“It ain’t no sin to be glad you’re alive” is a phrase from Bruce Springsteen‘s song Badlands that, for various reasons, has been haunting me lately.
Of course, as Springsteen fans will know, one of the most life-affirming experiences you can have with your clothes on is an E-Street Band show. I speak, it should be said, as a Bruce fan who hasn’t missed catching at least one show on every UK tour he’s done, going as far back as that very first show at the Hammersmith Odeon. But I’m by no means as obsessive as some of the fans interviewed in the nonetheless hugely enjoyable Springsteen And I documentary film and those fans the other night clustered at the front of the stage as they had been for every show in this European leg of his Wrecking Ball tour. Recognising many of them by sight, Bruce felt obliged to acknowledge their extraordinary, not to say wallet-stretching, devotion by playing some of the more obscure songs they’d requested on the signs they were holding up. The fact that he also asked them to then put the signs down so the audience behind them could see properly is a typical Bruce gesture. The relationship between him and his fans is so close in large part because they recognise some of the better parts of themselves in him – the unswerving dedication to always doing the absolute best he can being not the least of these attributes.
The willingness to play requests apparently at a moment’s notice (of course, the truth is that the E-Street Band is so fantastically well-drilled that they’ve rehearsed to a greater or lesser extent practically anything they might feasibly be called upon to play) hasn’t always worked, in my view, on this tour.
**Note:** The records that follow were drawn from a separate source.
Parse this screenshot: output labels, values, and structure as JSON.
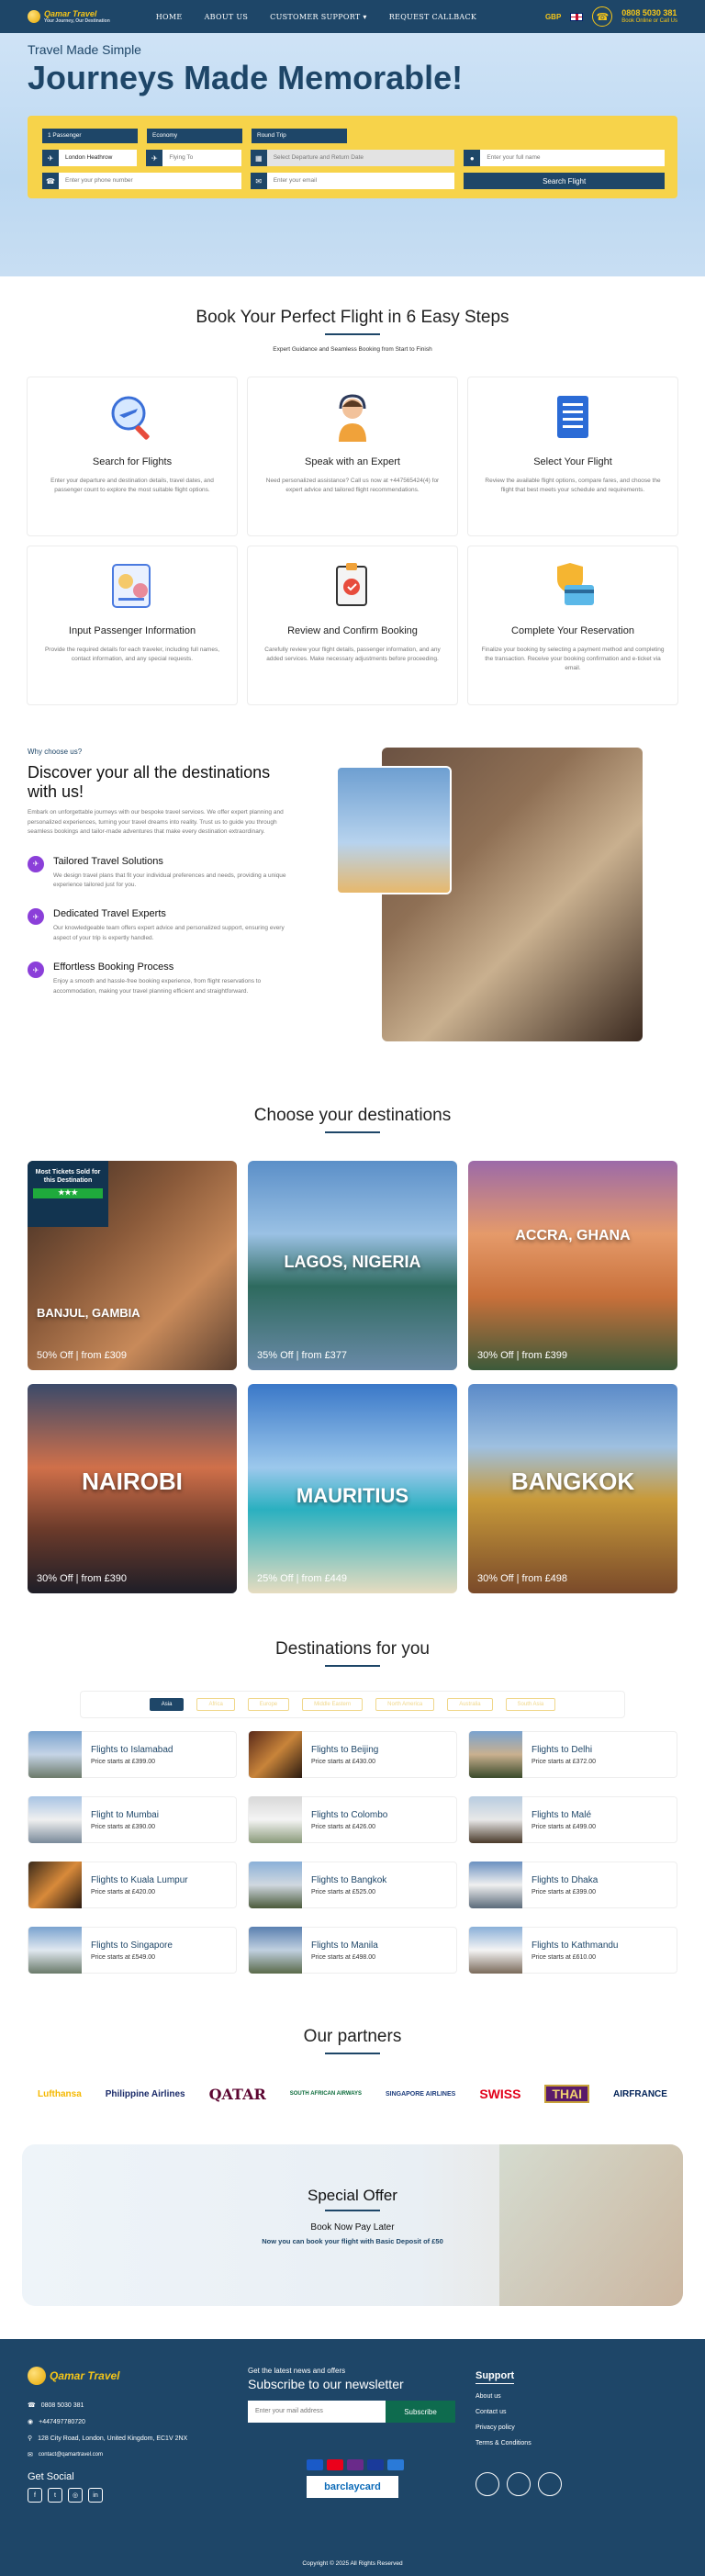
{
  "nav": {
    "logo": "Qamar Travel",
    "logo_sub": "Your Journey, Our Destination",
    "menu": [
      "HOME",
      "ABOUT US",
      "CUSTOMER SUPPORT ▾",
      "REQUEST CALLBACK"
    ],
    "currency": "GBP",
    "phone": "0808 5030 381",
    "phone_sub": "Book Online or Call Us"
  },
  "hero": {
    "subtitle": "Travel Made Simple",
    "title": "Journeys Made Memorable!",
    "selects": [
      "1 Passenger",
      "Economy",
      "Round Trip"
    ],
    "from_value": "London Heathrow",
    "to_placeholder": "Flying To",
    "date_placeholder": "Select Departure and Return Date",
    "name_placeholder": "Enter your full name",
    "phone_placeholder": "Enter your phone number",
    "email_placeholder": "Enter your email",
    "search_btn": "Search Flight"
  },
  "steps": {
    "title": "Book Your Perfect Flight in 6 Easy Steps",
    "subtitle": "Expert Guidance and Seamless Booking from Start to Finish",
    "items": [
      {
        "title": "Search for Flights",
        "text": "Enter your departure and destination details, travel dates, and passenger count to explore the most suitable flight options."
      },
      {
        "title": "Speak with an Expert",
        "text": "Need personalized assistance? Call us now at +447565424(4) for expert advice and tailored flight recommendations."
      },
      {
        "title": "Select Your Flight",
        "text": "Review the available flight options, compare fares, and choose the flight that best meets your schedule and requirements."
      },
      {
        "title": "Input Passenger Information",
        "text": "Provide the required details for each traveler, including full names, contact information, and any special requests."
      },
      {
        "title": "Review and Confirm Booking",
        "text": "Carefully review your flight details, passenger information, and any added services. Make necessary adjustments before proceeding."
      },
      {
        "title": "Complete Your Reservation",
        "text": "Finalize your booking by selecting a payment method and completing the transaction. Receive your booking confirmation and e-ticket via email."
      }
    ]
  },
  "why": {
    "tag": "Why choose us?",
    "title": "Discover your all the destinations with us!",
    "text": "Embark on unforgettable journeys with our bespoke travel services. We offer expert planning and personalized experiences, turning your travel dreams into reality. Trust us to guide you through seamless bookings and tailor-made adventures that make every destination extraordinary.",
    "features": [
      {
        "title": "Tailored Travel Solutions",
        "text": "We design travel plans that fit your individual preferences and needs, providing a unique experience tailored just for you."
      },
      {
        "title": "Dedicated Travel Experts",
        "text": "Our knowledgeable team offers expert advice and personalized support, ensuring every aspect of your trip is expertly handled."
      },
      {
        "title": "Effortless Booking Process",
        "text": "Enjoy a smooth and hassle-free booking experience, from flight reservations to accommodation, making your travel planning efficient and straightforward."
      }
    ]
  },
  "destinations": {
    "title": "Choose your destinations",
    "badge": "Most Tickets Sold for this Destination",
    "items": [
      {
        "name": "BANJUL, GAMBIA",
        "price": "50% Off | from £309",
        "bg": "linear-gradient(135deg,#3a2a22 0%,#8a5a3a 40%,#c88a5a 70%,#5b4030 100%)"
      },
      {
        "name": "LAGOS, NIGERIA",
        "price": "35% Off | from £377",
        "bg": "linear-gradient(180deg,#5b8fc8 0%,#9ac1e4 35%,#2e6a5e 60%,#6a8aa8 100%)"
      },
      {
        "name": "ACCRA, GHANA",
        "price": "30% Off | from £399",
        "bg": "linear-gradient(180deg,#9c6aa8 0%,#e59a6a 35%,#c8703a 65%,#3c5a3a 100%)"
      },
      {
        "name": "NAIROBI",
        "price": "30% Off | from £390",
        "bg": "linear-gradient(180deg,#3b4a6a 0%,#d0704a 40%,#6a3a2a 70%,#1e1e28 100%)"
      },
      {
        "name": "MAURITIUS",
        "price": "25% Off | from £449",
        "bg": "linear-gradient(180deg,#3a78c8 0%,#9cc8ec 40%,#2ab0c0 60%,#e6dcc0 100%)"
      },
      {
        "name": "BANGKOK",
        "price": "30% Off | from £498",
        "bg": "linear-gradient(180deg,#5a8ac8 0%,#9ec0e0 30%,#c89a3a 55%,#7a4a2a 100%)"
      }
    ]
  },
  "flights": {
    "title": "Destinations for you",
    "tabs": [
      "Asia",
      "Africa",
      "Europe",
      "Middle Eastern",
      "North America",
      "Australia",
      "South Asia"
    ],
    "items": [
      {
        "title": "Flights to Islamabad",
        "price": "Price starts at £399.00"
      },
      {
        "title": "Flights to Beijing",
        "price": "Price starts at £430.00"
      },
      {
        "title": "Flights to Delhi",
        "price": "Price starts at £372.00"
      },
      {
        "title": "Flight to Mumbai",
        "price": "Price starts at £390.00"
      },
      {
        "title": "Flights to Colombo",
        "price": "Price starts at £426.00"
      },
      {
        "title": "Flights to Malé",
        "price": "Price starts at £499.00"
      },
      {
        "title": "Flights to Kuala Lumpur",
        "price": "Price starts at £420.00"
      },
      {
        "title": "Flights to Bangkok",
        "price": "Price starts at £525.00"
      },
      {
        "title": "Flights to Dhaka",
        "price": "Price starts at £399.00"
      },
      {
        "title": "Flights to Singapore",
        "price": "Price starts at £549.00"
      },
      {
        "title": "Flights to Manila",
        "price": "Price starts at £498.00"
      },
      {
        "title": "Flights to Kathmandu",
        "price": "Price starts at £610.00"
      }
    ]
  },
  "partners": {
    "title": "Our partners",
    "items": [
      {
        "name": "Lufthansa",
        "color": "#f5b800"
      },
      {
        "name": "Philippine Airlines",
        "color": "#1c2c6a"
      },
      {
        "name": "QATAR",
        "color": "#5c0632"
      },
      {
        "name": "SOUTH AFRICAN AIRWAYS",
        "color": "#0b6b3a"
      },
      {
        "name": "SINGAPORE AIRLINES",
        "color": "#1c3c7c"
      },
      {
        "name": "SWISS",
        "color": "#e2001a"
      },
      {
        "name": "THAI",
        "color": "#5a1a6a"
      },
      {
        "name": "AIRFRANCE",
        "color": "#002157"
      }
    ]
  },
  "offer": {
    "title": "Special Offer",
    "text": "Book Now Pay Later",
    "small": "Now you can book your flight with Basic Deposit of £50"
  },
  "footer": {
    "logo": "Qamar Travel",
    "phone": "0808 5030 381",
    "whatsapp": "+447497780720",
    "address": "128 City Road, London, United Kingdom, EC1V 2NX",
    "email": "contact@qamartravel.com",
    "social_title": "Get Social",
    "nl_tag": "Get the latest news and offers",
    "nl_title": "Subscribe to our newsletter",
    "nl_placeholder": "Enter your mail address",
    "nl_btn": "Subscribe",
    "support_title": "Support",
    "support_links": [
      "About us",
      "Contact us",
      "Privacy policy",
      "Terms & Conditions"
    ],
    "barclay": "barclaycard",
    "copyright": "Copyright © 2025 All Rights Reserved"
  }
}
This was the third UK show I’d seen this Summer and while it’s always a blast to hear some of the lesser-known songs (and they give some of the less-dedicated fans the chance to take a comfort break, always a legitimate consideration in a three hour show!), it can make the show slip out of focus and imperil the pacing, as does the occasional decision to play a key album from end to end. Of course, those sorts of thoughts only surface in the cold light of day. The bottom line is that there really is no such thing as a bad E-Street Band concert, only some that are less exhilarating than others. Focussed, fiery and celebratory, this show was up there with some of the best.
That was helped by the excellence of the brand-new Leeds Arena, which this show inaugurated. It looks to be a significant new player and if I were the management of the Manchester Arena (where you can seem to be in a different postcode to the band and often might as well be), I’d be seriously worried about them hoovering up the best of the touring acts who can fill a venue of this sort in the North. The sight-lines are exceptionally good and the rake makes even the most distant seats feel reasonably close to the stage. What’s more, the staff are courteous, and the beer, although it’s the usual piss, isn’t insultingly overpriced (it ain’t cheap, either, I hasten to add). Springsteen, still a fan at heart, is fastidious about the sound wherever he plays so it might not be fair to judge the venue on that yet, but, on this showing, that’s pretty good too.
So (finally, they sigh), to the show itself. Despite the fact that this was a late gig on an exhausting tour, Bruce and the band were firing on all cylinders. The set started with a bang, the raucously rocking Roulette followed by one of my personal favourites, My Love Will Not Let You Down. By the time we rocked up to Hungry Heart a half dozen songs later, Bruce was so confident in his crowd that he was able to walk out into their midst on a specially-constructed runway then crowd-surf back.
One of the great things about an E-Street band gig is that while there might be the reassurance of recurring tricks (the young boy plucked from the audience to sing a chorus of Waitin’ On A Sunny Day; the lucky female who gets to dance with Bruce on Dancing In The Dark), they never seem to be merely done by rote. At this gig, for instance, a whole family ended up on stage for Dancing In The Dark as Springsteen looked on in indulgent astonishment. Nor is it ever simply a canter through the greatest hits. Although no gig would be complete without the last chance power-drive of Born To Run or a version of Thunder Road, the audience are just as enthusiastic to hear the newer material, like the ferocious Death To My Hometown from the Wrecking Ball album, or relatively obscure tracks like Secret Garden.
Unlike so many acts of this sort of vintage, Springsteen knows that if you don’t keep going forward then you die – or at least suffer the living death of endlessly rehashing your 30-year-old hits for an ageing crowd who just want to relive their own youth. He’s still that kid who genuinely believes in the redemptive power of rock ‘n’roll, but he’s also an adult who tries to share something of his thoughts, mostly pissed-off, about the state of the world we live in. An E-Street Band show, for all its cartoon-like mugging and unashamed entertainment values, isn’t a retreat from anything. It’s a celebration of life and friendship and working hard at something you love and all sorts of other good stuff, not least imperishably great songs such John Fogerty’s Bad Moon Rising, as well as Springsteen’s own. It’s an affirmation, in fact, that it really ain’t no sin to be glad you’re alive.
Review by Kevin Bourke
What: Bruce Springsteen & The E-Street Band
When: July 24, 2013
Where: Leeds Arena, Leeds